## WHAT YOU HAVE TO DO
Scan the listing below for the word "双扇平开门" and copy every line that has it.

## RECORDS PROVIDED
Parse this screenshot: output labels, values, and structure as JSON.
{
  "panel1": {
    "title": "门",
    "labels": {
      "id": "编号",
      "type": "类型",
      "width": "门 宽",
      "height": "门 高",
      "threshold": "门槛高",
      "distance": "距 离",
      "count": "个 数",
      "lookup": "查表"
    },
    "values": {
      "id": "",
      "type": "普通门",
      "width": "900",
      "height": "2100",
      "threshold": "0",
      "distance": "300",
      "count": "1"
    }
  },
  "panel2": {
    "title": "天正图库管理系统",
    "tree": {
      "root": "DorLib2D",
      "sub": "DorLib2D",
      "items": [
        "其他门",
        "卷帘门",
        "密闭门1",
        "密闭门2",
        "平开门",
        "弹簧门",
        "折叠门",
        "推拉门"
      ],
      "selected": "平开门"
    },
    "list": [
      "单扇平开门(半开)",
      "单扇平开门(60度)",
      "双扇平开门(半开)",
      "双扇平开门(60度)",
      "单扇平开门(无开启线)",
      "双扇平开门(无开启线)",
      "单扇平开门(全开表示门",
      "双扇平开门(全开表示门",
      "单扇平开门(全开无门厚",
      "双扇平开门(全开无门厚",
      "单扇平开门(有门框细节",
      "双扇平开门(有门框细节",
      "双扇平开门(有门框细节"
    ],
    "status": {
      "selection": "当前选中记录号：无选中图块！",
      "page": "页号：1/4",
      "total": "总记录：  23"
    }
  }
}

## WRITTEN SOLUTION
      "双扇平开门(半开)",
      "双扇平开门(60度)",
      "双扇平开门(无开启线)",
      "双扇平开门(全开表示门",
      "双扇平开门(全开无门厚",
      "双扇平开门(有门框细节",
      "双扇平开门(有门框细节"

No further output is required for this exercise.